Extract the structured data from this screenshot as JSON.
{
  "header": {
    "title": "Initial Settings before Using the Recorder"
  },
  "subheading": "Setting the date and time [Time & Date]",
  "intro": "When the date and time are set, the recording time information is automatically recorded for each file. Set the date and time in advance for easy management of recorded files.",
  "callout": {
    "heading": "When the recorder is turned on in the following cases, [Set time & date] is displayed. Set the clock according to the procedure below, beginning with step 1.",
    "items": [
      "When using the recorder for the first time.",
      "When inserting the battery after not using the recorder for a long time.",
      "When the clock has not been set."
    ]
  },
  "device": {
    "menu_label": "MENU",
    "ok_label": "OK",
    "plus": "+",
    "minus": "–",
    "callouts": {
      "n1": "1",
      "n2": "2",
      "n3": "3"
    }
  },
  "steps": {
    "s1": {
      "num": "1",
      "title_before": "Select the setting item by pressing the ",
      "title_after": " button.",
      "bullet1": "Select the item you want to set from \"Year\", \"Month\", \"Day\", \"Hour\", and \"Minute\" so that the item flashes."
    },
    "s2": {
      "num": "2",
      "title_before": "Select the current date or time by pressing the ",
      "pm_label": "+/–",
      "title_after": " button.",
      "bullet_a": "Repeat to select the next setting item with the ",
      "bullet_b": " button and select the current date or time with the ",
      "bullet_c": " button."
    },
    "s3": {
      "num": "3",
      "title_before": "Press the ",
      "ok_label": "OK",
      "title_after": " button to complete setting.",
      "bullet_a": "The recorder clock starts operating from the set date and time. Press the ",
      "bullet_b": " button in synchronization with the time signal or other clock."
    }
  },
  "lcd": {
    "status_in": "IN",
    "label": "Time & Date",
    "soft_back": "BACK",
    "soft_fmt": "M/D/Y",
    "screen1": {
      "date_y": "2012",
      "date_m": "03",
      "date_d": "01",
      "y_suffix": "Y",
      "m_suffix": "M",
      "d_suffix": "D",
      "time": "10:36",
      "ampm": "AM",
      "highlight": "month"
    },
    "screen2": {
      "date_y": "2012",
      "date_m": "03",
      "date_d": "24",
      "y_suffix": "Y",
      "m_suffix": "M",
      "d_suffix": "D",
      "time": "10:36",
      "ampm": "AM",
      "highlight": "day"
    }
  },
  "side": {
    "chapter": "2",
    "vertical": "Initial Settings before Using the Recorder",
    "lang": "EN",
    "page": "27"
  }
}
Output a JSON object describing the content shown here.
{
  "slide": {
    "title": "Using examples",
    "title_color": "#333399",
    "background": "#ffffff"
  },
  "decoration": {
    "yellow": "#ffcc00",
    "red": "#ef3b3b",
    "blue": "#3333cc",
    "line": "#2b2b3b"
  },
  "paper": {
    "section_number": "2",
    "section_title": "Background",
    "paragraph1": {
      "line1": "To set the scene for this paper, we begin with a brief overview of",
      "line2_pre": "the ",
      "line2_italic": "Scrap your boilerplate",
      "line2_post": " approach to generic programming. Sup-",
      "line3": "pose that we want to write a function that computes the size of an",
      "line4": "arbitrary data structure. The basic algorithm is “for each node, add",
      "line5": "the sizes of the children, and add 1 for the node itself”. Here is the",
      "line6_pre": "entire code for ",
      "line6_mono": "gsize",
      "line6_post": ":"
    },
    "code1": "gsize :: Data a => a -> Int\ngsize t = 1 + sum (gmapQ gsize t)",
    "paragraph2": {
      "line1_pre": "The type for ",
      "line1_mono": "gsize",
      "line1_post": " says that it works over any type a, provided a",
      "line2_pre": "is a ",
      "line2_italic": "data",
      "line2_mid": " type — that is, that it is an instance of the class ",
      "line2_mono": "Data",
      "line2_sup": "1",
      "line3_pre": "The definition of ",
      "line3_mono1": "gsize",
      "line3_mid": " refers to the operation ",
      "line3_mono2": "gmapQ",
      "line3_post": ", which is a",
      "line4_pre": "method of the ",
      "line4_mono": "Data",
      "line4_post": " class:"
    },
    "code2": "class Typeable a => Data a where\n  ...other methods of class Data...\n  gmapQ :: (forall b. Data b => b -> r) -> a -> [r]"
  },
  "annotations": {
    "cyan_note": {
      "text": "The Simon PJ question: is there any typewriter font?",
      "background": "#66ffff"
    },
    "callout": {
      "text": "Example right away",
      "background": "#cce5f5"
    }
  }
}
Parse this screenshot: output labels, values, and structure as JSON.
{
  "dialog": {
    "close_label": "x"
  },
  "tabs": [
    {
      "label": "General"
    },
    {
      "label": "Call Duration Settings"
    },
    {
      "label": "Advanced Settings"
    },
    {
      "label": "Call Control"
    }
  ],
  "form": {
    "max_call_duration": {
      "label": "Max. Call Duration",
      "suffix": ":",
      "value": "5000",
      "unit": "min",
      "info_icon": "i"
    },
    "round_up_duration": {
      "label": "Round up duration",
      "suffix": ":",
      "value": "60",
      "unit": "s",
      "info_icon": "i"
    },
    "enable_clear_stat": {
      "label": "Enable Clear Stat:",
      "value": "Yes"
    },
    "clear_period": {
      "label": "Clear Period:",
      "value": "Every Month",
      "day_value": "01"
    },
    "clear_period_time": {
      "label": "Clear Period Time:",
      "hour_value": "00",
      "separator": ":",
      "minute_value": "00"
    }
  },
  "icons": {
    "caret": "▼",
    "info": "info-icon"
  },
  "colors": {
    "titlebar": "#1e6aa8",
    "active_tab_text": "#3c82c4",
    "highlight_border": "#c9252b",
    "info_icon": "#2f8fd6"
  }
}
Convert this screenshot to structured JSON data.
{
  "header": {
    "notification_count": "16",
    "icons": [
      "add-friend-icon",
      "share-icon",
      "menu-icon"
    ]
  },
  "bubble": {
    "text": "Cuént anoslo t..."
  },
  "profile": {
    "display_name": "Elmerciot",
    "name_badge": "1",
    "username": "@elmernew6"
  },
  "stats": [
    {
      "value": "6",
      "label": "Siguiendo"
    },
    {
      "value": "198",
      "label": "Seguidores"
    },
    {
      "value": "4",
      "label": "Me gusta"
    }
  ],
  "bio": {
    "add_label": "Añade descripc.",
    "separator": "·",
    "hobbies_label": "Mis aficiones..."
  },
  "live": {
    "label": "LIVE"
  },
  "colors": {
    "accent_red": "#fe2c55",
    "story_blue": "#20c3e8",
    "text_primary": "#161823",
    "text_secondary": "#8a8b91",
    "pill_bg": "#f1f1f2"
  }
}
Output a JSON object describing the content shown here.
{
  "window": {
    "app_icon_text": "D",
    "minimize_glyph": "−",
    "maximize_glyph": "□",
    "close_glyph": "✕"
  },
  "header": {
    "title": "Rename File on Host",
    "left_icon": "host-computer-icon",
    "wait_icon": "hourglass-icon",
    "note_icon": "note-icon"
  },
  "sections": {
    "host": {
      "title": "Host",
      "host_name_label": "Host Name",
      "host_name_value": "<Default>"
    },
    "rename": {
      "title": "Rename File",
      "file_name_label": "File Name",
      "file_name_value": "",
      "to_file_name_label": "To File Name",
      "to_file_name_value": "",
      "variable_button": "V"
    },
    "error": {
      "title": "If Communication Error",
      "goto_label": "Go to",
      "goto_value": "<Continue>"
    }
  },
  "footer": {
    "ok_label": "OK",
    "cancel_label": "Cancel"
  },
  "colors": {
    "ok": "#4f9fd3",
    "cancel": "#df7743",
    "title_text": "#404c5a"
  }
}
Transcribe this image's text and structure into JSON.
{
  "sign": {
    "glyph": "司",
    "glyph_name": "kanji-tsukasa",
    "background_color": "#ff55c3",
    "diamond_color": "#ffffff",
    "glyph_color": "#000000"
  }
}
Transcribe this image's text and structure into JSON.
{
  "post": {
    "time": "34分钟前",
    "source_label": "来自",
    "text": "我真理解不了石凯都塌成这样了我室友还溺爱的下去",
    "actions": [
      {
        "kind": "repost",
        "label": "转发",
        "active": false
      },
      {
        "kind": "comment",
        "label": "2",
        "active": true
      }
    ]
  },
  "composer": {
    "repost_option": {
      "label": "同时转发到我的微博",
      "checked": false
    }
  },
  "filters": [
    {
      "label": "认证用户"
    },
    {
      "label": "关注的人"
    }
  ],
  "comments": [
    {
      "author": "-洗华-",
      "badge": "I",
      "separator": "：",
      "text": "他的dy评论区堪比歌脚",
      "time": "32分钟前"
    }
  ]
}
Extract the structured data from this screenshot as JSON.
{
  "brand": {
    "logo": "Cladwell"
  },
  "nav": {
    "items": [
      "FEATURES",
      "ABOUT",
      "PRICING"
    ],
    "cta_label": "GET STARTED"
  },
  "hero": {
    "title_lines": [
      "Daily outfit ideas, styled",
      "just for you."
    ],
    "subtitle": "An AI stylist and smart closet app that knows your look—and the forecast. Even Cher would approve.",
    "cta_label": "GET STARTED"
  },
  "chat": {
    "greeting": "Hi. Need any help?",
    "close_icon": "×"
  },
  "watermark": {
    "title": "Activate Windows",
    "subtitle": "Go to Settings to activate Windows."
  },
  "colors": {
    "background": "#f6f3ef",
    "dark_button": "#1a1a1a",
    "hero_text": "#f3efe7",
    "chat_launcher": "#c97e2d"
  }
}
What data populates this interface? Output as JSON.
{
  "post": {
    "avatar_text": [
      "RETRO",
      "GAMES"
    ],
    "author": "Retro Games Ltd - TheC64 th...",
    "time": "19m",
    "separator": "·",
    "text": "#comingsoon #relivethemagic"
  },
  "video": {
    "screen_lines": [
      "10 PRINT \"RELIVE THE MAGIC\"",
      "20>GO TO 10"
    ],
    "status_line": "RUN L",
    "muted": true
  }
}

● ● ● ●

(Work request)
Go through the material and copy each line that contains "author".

(Output below)
      "author": "-洗华-",
    "author": "Retro Games Ltd - TheC64 th...",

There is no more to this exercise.